(Data to use Opens)
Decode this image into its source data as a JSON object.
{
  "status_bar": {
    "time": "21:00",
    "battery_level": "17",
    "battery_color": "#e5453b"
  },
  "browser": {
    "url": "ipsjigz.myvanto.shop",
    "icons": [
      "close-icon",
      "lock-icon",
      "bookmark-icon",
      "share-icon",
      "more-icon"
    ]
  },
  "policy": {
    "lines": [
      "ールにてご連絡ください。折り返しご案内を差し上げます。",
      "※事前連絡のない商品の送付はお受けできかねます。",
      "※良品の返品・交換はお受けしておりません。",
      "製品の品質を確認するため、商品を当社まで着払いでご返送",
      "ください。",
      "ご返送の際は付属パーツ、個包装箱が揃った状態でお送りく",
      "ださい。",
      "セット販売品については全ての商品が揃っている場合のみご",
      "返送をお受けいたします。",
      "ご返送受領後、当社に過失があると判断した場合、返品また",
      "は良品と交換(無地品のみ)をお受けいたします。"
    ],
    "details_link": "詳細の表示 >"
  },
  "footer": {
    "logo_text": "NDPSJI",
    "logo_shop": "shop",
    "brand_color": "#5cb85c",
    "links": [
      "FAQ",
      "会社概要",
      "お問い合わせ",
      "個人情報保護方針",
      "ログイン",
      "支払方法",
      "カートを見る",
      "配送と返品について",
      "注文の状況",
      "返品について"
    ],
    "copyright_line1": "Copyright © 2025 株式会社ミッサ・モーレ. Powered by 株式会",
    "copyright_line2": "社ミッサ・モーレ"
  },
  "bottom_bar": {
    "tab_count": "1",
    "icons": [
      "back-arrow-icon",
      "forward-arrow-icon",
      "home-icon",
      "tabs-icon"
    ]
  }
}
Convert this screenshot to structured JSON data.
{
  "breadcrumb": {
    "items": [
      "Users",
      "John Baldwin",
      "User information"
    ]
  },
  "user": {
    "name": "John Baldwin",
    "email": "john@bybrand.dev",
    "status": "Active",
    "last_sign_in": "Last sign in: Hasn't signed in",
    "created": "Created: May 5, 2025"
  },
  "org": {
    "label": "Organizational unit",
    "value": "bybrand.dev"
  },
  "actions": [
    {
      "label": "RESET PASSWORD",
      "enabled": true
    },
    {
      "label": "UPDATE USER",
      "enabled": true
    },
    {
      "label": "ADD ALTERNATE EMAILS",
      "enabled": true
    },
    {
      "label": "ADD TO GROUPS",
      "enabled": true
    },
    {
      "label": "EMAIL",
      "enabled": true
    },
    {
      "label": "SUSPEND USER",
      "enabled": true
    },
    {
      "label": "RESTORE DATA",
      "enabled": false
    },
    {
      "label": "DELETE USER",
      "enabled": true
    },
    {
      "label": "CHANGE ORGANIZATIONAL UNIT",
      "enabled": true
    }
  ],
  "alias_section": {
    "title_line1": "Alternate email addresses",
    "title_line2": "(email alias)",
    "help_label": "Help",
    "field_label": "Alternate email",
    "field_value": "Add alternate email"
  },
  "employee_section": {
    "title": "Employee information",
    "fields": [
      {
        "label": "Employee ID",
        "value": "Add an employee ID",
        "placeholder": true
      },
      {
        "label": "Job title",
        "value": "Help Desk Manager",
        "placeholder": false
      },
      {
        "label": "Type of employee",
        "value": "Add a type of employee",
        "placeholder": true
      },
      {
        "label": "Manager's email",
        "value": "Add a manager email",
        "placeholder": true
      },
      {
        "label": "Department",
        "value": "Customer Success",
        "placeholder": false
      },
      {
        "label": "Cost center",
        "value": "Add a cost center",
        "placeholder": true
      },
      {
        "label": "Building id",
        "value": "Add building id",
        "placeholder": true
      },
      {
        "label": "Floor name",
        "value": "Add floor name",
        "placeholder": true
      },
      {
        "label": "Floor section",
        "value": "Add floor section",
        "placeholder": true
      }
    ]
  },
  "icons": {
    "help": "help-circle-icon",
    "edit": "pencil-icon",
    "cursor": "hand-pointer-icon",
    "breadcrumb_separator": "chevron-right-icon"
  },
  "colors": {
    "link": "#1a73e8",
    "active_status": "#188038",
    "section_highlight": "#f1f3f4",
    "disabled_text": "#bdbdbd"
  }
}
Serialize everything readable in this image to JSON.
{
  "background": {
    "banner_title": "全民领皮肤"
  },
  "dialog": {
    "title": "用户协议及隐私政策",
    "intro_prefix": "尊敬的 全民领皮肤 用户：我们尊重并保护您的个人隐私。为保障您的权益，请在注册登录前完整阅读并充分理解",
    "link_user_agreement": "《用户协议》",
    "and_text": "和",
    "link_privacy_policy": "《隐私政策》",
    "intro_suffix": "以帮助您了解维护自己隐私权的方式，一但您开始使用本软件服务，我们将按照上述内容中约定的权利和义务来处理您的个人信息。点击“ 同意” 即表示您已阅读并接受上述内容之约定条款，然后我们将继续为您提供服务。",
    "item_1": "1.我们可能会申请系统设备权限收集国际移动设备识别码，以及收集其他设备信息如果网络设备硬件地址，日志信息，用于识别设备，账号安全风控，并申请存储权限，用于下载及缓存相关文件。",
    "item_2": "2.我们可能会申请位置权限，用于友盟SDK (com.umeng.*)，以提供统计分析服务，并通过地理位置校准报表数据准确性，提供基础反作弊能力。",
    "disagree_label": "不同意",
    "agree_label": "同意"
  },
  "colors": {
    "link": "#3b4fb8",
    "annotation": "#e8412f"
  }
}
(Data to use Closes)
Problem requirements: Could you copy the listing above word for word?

Problem solution:
Decode this image into its source data as a JSON object.
{
  "status_bar": {
    "time": "21:00",
    "battery_level": "17",
    "battery_color": "#e5453b"
  },
  "browser": {
    "url": "ipsjigz.myvanto.shop",
    "icons": [
      "close-icon",
      "lock-icon",
      "bookmark-icon",
      "share-icon",
      "more-icon"
    ]
  },
  "policy": {
    "lines": [
      "ールにてご連絡ください。折り返しご案内を差し上げます。",
      "※事前連絡のない商品の送付はお受けできかねます。",
      "※良品の返品・交換はお受けしておりません。",
      "製品の品質を確認するため、商品を当社まで着払いでご返送",
      "ください。",
      "ご返送の際は付属パーツ、個包装箱が揃った状態でお送りく",
      "ださい。",
      "セット販売品については全ての商品が揃っている場合のみご",
      "返送をお受けいたします。",
      "ご返送受領後、当社に過失があると判断した場合、返品また",
      "は良品と交換(無地品のみ)をお受けいたします。"
    ],
    "details_link": "詳細の表示 >"
  },
  "footer": {
    "logo_text": "NDPSJI",
    "logo_shop": "shop",
    "brand_color": "#5cb85c",
    "links": [
      "FAQ",
      "会社概要",
      "お問い合わせ",
      "個人情報保護方針",
      "ログイン",
      "支払方法",
      "カートを見る",
      "配送と返品について",
      "注文の状況",
      "返品について"
    ],
    "copyright_line1": "Copyright © 2025 株式会社ミッサ・モーレ. Powered by 株式会",
    "copyright_line2": "社ミッサ・モーレ"
  },
  "bottom_bar": {
    "tab_count": "1",
    "icons": [
      "back-arrow-icon",
      "forward-arrow-icon",
      "home-icon",
      "tabs-icon"
    ]
  }
}
Convert this screenshot to structured JSON data.
{
  "breadcrumb": {
    "items": [
      "Users",
      "John Baldwin",
      "User information"
    ]
  },
  "user": {
    "name": "John Baldwin",
    "email": "john@bybrand.dev",
    "status": "Active",
    "last_sign_in": "Last sign in: Hasn't signed in",
    "created": "Created: May 5, 2025"
  },
  "org": {
    "label": "Organizational unit",
    "value": "bybrand.dev"
  },
  "actions": [
    {
      "label": "RESET PASSWORD",
      "enabled": true
    },
    {
      "label": "UPDATE USER",
      "enabled": true
    },
    {
      "label": "ADD ALTERNATE EMAILS",
      "enabled": true
    },
    {
      "label": "ADD TO GROUPS",
      "enabled": true
    },
    {
      "label": "EMAIL",
      "enabled": true
    },
    {
      "label": "SUSPEND USER",
      "enabled": true
    },
    {
      "label": "RESTORE DATA",
      "enabled": false
    },
    {
      "label": "DELETE USER",
      "enabled": true
    },
    {
      "label": "CHANGE ORGANIZATIONAL UNIT",
      "enabled": true
    }
  ],
  "alias_section": {
    "title_line1": "Alternate email addresses",
    "title_line2": "(email alias)",
    "help_label": "Help",
    "field_label": "Alternate email",
    "field_value": "Add alternate email"
  },
  "employee_section": {
    "title": "Employee information",
    "fields": [
      {
        "label": "Employee ID",
        "value": "Add an employee ID",
        "placeholder": true
      },
      {
        "label": "Job title",
        "value": "Help Desk Manager",
        "placeholder": false
      },
      {
        "label": "Type of employee",
        "value": "Add a type of employee",
        "placeholder": true
      },
      {
        "label": "Manager's email",
        "value": "Add a manager email",
        "placeholder": true
      },
      {
        "label": "Department",
        "value": "Customer Success",
        "placeholder": false
      },
      {
        "label": "Cost center",
        "value": "Add a cost center",
        "placeholder": true
      },
      {
        "label": "Building id",
        "value": "Add building id",
        "placeholder": true
      },
      {
        "label": "Floor name",
        "value": "Add floor name",
        "placeholder": true
      },
      {
        "label": "Floor section",
        "value": "Add floor section",
        "placeholder": true
      }
    ]
  },
  "icons": {
    "help": "help-circle-icon",
    "edit": "pencil-icon",
    "cursor": "hand-pointer-icon",
    "breadcrumb_separator": "chevron-right-icon"
  },
  "colors": {
    "link": "#1a73e8",
    "active_status": "#188038",
    "section_highlight": "#f1f3f4",
    "disabled_text": "#bdbdbd"
  }
}
Serialize everything readable in this image to JSON.
{
  "background": {
    "banner_title": "全民领皮肤"
  },
  "dialog": {
    "title": "用户协议及隐私政策",
    "intro_prefix": "尊敬的 全民领皮肤 用户：我们尊重并保护您的个人隐私。为保障您的权益，请在注册登录前完整阅读并充分理解",
    "link_user_agreement": "《用户协议》",
    "and_text": "和",
    "link_privacy_policy": "《隐私政策》",
    "intro_suffix": "以帮助您了解维护自己隐私权的方式，一但您开始使用本软件服务，我们将按照上述内容中约定的权利和义务来处理您的个人信息。点击“ 同意” 即表示您已阅读并接受上述内容之约定条款，然后我们将继续为您提供服务。",
    "item_1": "1.我们可能会申请系统设备权限收集国际移动设备识别码，以及收集其他设备信息如果网络设备硬件地址，日志信息，用于识别设备，账号安全风控，并申请存储权限，用于下载及缓存相关文件。",
    "item_2": "2.我们可能会申请位置权限，用于友盟SDK (com.umeng.*)，以提供统计分析服务，并通过地理位置校准报表数据准确性，提供基础反作弊能力。",
    "disagree_label": "不同意",
    "agree_label": "同意"
  },
  "colors": {
    "link": "#3b4fb8",
    "annotation": "#e8412f"
  }
}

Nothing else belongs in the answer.